The Courage to Live

Yesterday, the ice veneer covered our parking lot, preventing us from having services at our Brentwood campus. No one hates calling off a worship service more than I do, yet sometimes wisdom determines a different direction.

One of the reasons I hate we missed our services is that I was planning to lead our church in a time of silence to remember the Egyptian Coptic Christians who were working in Libya and were captured by ISIS fighters.

They were brutally beheaded by ISIS because they were Christians.

Not because they were Egyptian.

Not because they were another sect of Islam.

They were killed because they were Christian.

As I watched the video excerpts and saw them patiently kneeling as they awaited their future, I wondered, like many of you, if I would have been as brave. Would I have the courage to die for my faith?

While we ponder that, here’s the reality: the world is becoming more and more hostile to the Christian faith. More and more believers—especially in the Middle East—will die for their faith. Martyrdom, however, will not be limited to Christians living in Islamic nations.

The threat is that Christians who watch this video will become intimidated and frightened, withdrawing from public life. The natural tendency is to protect our lives—to try to save our lives—by hiding our faith and by withdrawing from the public square.

Seeing these Coptic Christians willing to die for their faith leads me to this question: do you and I have the courage to live for the faith?

The Scripture warns us these days would come. Believers have been and will continue to be martyred for their faith in Christ. Paul tells us that if we follow Christ, we will suffer for our faith.

Not everyone will be called to die for the faith, but all of us are called to LIVE for the faith.

They had the courage to die for the faith.

Do we have the courage to live for our faith?

Everybody Gets a Turn

Barbara Glenn

In November of last year, I made the decision to move my mom to Nashville. I say I made it, because I did. She didn’t agree with my decision. She still doesn’t. She will tell you today I kidnapped her and she’s looking for someone to take her back to Huntsville.

After successful surgery and radiation treatment for an acoustic neuroma, it became obvious to me that I needed her closer to me so I could take better care of her. It wasn’t as obvious to mom.

She told me she had been taking care of herself for her entire life and she didn’t need any help now.
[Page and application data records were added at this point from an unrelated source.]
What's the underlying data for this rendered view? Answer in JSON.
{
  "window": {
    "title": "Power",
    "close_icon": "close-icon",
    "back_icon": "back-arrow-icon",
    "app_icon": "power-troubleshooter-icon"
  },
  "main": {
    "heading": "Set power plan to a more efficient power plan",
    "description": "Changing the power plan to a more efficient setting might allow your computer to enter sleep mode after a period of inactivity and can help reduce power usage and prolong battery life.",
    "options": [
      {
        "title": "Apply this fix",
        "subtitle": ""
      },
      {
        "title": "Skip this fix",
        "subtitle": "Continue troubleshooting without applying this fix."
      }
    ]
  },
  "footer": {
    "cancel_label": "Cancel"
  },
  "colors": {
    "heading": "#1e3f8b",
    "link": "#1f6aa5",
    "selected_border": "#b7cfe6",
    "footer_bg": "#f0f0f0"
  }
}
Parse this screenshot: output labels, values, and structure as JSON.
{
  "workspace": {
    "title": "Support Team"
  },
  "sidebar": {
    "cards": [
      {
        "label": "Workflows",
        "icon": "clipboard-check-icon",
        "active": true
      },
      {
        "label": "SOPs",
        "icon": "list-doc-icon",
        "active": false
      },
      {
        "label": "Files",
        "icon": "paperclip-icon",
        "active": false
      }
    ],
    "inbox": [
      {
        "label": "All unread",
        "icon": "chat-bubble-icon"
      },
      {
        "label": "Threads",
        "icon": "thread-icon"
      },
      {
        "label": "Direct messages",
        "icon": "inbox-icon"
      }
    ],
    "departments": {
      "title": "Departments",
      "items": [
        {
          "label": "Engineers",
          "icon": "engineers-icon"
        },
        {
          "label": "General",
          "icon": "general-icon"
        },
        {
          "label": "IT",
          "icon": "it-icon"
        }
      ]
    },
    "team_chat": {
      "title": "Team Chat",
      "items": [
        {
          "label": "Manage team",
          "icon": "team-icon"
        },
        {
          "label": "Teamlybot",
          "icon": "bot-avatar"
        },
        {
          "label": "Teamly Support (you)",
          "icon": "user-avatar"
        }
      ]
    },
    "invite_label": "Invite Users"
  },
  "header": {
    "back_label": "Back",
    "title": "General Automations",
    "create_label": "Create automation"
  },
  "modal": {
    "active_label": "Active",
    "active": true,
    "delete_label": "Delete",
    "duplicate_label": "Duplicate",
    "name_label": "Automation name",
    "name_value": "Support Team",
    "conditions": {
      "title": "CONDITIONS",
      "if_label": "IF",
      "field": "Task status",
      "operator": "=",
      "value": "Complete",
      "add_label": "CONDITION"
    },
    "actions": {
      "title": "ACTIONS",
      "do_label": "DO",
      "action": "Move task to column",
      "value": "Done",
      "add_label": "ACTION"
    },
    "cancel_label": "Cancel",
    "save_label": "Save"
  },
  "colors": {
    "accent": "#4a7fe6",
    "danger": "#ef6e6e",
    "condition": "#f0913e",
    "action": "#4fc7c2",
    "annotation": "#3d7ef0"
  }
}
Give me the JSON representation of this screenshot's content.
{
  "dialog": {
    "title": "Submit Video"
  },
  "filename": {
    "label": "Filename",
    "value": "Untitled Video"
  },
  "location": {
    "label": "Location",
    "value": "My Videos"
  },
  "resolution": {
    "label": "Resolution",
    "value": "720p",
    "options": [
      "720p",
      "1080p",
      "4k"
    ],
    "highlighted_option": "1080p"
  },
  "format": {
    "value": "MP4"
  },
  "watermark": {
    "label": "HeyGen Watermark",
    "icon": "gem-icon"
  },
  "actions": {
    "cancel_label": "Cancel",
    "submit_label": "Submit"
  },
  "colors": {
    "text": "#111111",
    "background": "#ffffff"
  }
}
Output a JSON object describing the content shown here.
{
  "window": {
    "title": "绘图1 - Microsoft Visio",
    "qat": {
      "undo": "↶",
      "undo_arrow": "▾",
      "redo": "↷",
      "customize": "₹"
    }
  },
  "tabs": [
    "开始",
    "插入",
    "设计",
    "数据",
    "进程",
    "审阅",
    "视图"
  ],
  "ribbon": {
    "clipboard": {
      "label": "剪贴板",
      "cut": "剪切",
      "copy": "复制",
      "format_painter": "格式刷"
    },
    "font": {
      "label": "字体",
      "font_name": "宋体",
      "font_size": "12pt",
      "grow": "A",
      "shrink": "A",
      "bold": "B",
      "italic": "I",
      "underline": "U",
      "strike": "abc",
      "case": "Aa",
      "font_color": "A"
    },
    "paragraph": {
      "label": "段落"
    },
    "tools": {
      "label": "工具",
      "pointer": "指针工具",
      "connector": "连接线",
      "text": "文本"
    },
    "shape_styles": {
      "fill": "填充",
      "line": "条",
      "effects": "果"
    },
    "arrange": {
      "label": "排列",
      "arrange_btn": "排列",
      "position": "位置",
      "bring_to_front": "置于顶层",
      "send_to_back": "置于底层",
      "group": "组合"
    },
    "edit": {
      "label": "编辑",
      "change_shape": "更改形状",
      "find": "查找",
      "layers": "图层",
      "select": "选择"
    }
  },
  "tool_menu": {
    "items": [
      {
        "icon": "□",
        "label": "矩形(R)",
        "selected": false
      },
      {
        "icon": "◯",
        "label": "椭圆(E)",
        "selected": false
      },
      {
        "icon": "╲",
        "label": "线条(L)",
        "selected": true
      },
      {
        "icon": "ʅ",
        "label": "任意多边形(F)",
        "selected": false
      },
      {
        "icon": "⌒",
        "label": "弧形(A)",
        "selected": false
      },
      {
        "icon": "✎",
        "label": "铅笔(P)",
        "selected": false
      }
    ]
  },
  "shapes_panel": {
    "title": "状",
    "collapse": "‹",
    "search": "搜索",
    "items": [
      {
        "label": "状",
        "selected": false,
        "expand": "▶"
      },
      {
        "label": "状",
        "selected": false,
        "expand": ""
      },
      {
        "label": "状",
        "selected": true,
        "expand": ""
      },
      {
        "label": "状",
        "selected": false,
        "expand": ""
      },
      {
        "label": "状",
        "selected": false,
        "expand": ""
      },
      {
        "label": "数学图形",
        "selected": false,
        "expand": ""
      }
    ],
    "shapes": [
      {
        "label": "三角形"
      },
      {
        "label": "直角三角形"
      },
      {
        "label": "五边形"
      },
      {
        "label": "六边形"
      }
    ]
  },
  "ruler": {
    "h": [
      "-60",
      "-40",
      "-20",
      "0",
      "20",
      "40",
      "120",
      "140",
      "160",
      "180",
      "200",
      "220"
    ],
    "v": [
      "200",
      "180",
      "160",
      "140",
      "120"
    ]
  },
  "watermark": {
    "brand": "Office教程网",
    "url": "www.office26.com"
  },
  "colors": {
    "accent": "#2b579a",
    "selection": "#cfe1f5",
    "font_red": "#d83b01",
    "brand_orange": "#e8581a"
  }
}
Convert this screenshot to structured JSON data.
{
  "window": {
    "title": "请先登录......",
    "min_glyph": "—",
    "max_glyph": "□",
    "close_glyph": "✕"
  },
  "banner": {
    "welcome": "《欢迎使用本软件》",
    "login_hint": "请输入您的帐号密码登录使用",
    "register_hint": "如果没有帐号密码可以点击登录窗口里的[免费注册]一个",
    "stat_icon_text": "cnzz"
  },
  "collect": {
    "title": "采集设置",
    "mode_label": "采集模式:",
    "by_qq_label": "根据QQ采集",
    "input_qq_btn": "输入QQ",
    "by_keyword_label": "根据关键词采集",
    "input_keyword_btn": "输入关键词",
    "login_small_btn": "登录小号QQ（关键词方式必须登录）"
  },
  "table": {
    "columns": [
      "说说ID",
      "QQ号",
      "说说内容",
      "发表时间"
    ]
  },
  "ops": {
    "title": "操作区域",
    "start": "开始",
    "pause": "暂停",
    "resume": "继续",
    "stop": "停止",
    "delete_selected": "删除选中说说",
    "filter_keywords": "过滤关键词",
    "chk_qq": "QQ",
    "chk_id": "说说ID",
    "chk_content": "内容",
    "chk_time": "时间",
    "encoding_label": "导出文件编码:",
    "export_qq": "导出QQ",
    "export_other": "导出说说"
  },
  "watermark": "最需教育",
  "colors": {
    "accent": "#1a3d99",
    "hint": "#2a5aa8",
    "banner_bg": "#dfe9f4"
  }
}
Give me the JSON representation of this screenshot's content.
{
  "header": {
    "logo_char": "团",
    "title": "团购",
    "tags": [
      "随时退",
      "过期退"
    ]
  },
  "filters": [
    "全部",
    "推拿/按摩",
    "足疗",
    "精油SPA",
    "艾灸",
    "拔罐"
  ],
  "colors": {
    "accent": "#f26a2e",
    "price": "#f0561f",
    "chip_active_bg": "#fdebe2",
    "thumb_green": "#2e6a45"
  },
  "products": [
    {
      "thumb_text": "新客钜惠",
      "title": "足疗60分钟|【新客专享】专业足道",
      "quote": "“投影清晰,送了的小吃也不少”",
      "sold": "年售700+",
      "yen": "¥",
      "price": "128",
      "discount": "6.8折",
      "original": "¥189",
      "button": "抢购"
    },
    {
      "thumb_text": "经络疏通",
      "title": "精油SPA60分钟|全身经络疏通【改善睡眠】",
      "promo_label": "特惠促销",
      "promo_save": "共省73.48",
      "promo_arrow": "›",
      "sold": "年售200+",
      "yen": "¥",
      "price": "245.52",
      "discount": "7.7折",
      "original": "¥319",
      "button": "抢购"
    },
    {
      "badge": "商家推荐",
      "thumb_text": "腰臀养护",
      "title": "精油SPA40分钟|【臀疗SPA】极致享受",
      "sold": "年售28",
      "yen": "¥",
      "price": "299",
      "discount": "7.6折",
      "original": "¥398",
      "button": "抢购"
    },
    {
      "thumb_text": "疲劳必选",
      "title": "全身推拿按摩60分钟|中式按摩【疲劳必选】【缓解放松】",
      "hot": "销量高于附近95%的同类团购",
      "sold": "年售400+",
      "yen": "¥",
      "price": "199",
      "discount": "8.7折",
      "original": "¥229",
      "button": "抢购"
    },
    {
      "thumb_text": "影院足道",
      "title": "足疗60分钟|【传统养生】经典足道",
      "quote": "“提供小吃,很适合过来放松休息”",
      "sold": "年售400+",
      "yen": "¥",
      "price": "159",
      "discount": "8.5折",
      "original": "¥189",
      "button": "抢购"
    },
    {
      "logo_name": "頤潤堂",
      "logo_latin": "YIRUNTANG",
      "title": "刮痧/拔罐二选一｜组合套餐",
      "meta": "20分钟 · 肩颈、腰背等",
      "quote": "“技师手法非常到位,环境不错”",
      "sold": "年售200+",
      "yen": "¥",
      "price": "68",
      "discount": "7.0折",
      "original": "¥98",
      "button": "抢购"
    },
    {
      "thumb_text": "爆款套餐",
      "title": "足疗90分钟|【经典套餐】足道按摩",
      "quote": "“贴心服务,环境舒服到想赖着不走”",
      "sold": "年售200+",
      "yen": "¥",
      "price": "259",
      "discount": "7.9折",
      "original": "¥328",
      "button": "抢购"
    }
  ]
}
But she did.

We all need help from time to time. Nobody can make it on his or her own. I haven’t. I grew up in a very loving, Christian home. Mom and dad were always there for me. I can’t tell you the number of friends I’ve had step up for me over the years. Sooner or later, everybody needs help. In this life, everybody gets a turn.

For the last 2 years of my dad’s life, Mom took care of him around the clock. I’m not exaggerating. I don’t know how much she was able to sleep in those 24 months or so, but it wasn’t much and frankly, it took a toll on her. I will always love her for the way she loved my dad. Now, she wouldn’t change anything she did. In fact, she would have given more if there had been a way to do it. She paid a high price for her choices.

So, now, she needs me. We’ve moved her into a new apartment and gradually she’s adjusting to her new realities. For the longest time, she wouldn’t let me bring any furniture in because she wasn’t staying. Now, we at least have few pieces moved in. We have coffee most mornings and talk about things. She still doesn’t like me wearing jeans to the office. She still resents I have to make some decisions for her. The other day she told me to go to the doctor myself since I had made the appointment. Most days, however, we get along.

In our visits, I’ve noticed something new. When we’re talking about something, she’ll ask my opinion. Here’s why that’s interesting. My mother has never asked me for my opinion. Never. Why should she? She gave me my opinions in the first place. Why would she ask for things that she herself had given to me? My mom’s strong—really strong. Now, she just isn’t so sure. She’s lost a little confidence. She’s a little more hesitant to decide. She waits for me to respond. In her own way, she’s asking for help.

She needs me. That’s fine. I’m glad to be here for her. She’s always been there for me. Now, it’s my turn to be there for her.

And I am.

It’s her turn.
It’s my turn.

In this life, everybody gets a turn.

@mikeglennonline with his mom #celebrationfestival

A photo posted by Brentwood Baptist (@brentwoodbaptist) on